Saturday, February 14, 2009

ER as Primary Care Clinic

I had a long day of triage yesterday, and in true Friday the 13th fashion, had some weird ones.  There was the blood pressure of 201/102 (I'm sure there is a hidden message there, but unfortunately Tom Hanks was otherwise occupied and could not decipher it for me), the chronic back paineur-frequent-flier who suddenly decided that if he announced that he has numbness in his groin, he would get back faster, the chest pain who initially told me that the pain came with deep inspiration and coughing *thank you, back of the line for you, ma'am* and then when it comes her turn for triage, says, "no, the pain is constant and I haven't been sick lately, and I'm not coughing at all.  Oh, and it radiates to my left arm."  My BS alarm was working overtime, but when a patient says that, I have to at least order up an EKG and some blood tests.  I still wasn't about to bump another patient out of a bed for that one (incidentally, not only did the EKG come back NSR, but the social worker made a trip out to see me to let me know that this patient was on "the list" at 4 other hospitals for abuse of Emergency Services and had a list of psych problems longer than my left arm.  So long, in fact, that Happy would have told her to stop smoking.*

But what really got me was how many patients I saw that were sent by their doctors.  It was probably less than 10, but it felt like every other patient.  Some of them were pretty legit, like the possible sepsis, or the asthma exacerbation (although she was speaking in full sentences and was in no apparent distress, her lungs sounded very tight and wheezeful,** and she had only previously had asthma during pregnancy).

Then there was the parade of the others, like the RLQ pain that needed a workup for R/O appy FROM 5 DAYS AGO, the high blood pressure patient that got no workup other than a blood pressure check and a trip to the ER (Dear Doctor, perhaps if you had, I don't know, TALKED TO YOUR PATIENT, you may have discovered that he was out of his blood pressure medications.  I do believe that your medical license permits for you to write for BP med refills.  Signed, Me.), or these gems (from the patient's own "reason for your visit"):

Dr C#$%^ office told me to come in for my Chronic back pain
Referred from Primary PhisicioiN to E.R. (I don't remember the actual chief complaint, but I do remember it was unimpressive enough that I dumped her back in the waiting room)

Then this one made me laugh out loud:

DR A#$%# J#@$@ up and quit on his patients and I need my meds.

Not sure of the story behind that one, but he earned himself a trip to see the PA and get a couple days' worth of meds and a referral to a new PCP.

I'm also amazed at the number of patients sent in by their dentists for antibiotics.  The Dentists know that we cannot do anything more than give a handful of Vics and some penicillin.  I'll never understand why they can't have the patient come in to the office, sit in the chair for 1 minute to have their teeth glanced at, and then walk out with a prescription and an appointment for a week or two later.***

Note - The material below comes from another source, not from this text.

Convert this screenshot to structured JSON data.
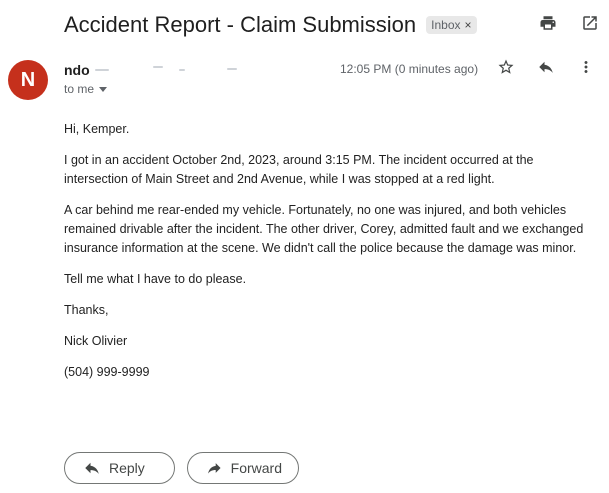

Finally, there was the direct admit patient who was told to come to the ER to be evaluated "in case there is something I missed."  I would comment on that one, but I don't swear.

* Incidentally, I'm actually on Happy's side in the stop smoking debate, but it is still fun to joke about because he takes it so seriously and Nurse K takes her exception to him so seriously in turn.  Calm down, children.
** made-up word for the day.
*** Okay, so I do understand it, and it is spelled M-E-D-I-C-A-R-E but it is still dumb.


Nurse K said...

Asterisks are my thing. Copycatter.

If you're going to steal my asterisk gimmick, you at least have to disagree with Happy Hospitalist who thinks smoking causes obesity despite it being an appetite suppressant.

Braden said...

Using an asterix to indicate that there is a foot note is not a gimmick, it is a common literary practice wherein an unrelated remark or clarification can be made without interrupting the flow of one's thesis. Don't go pulling a Rush Limbaugh on me and assume that you are the original source of every idea. I've been using footnotes for years and years. In fact, I used footnotes in high school when the use of said notes placed you firmly in the "geek" category. In fact, I had never noticed that you even used them, though if you wish to take credit, then I will allow it, but you have to give me credit for the capital letters that I see you stealing from me.

And as for the smoking thing, I think I'll make a post on it if I get the energy.*

* I just wanted to make a footnote here because I thought it would be fun. Was it good for you?

Somenurse said...

We have had a rash of "my doctor sent me" as well. Some are legit, most are BS jarc seekers. Most of our legit ones are from the peds office for r/o dehydration, r/o pneumo, r/in RSV. Secondly one of our local docs was arrested for selling narc prescriptions so now we have a rash of chronic paineurs who are faking other illnesses to get seen. Yet somehow even with the legits the doc rarely calls to tell us the pt is coming. Then the pts get mad cause we had no idea they where coming and they have to wait. The ones that get really pissed are the ones who where "refered" for an MRI. We don't do MRI's on just anybody.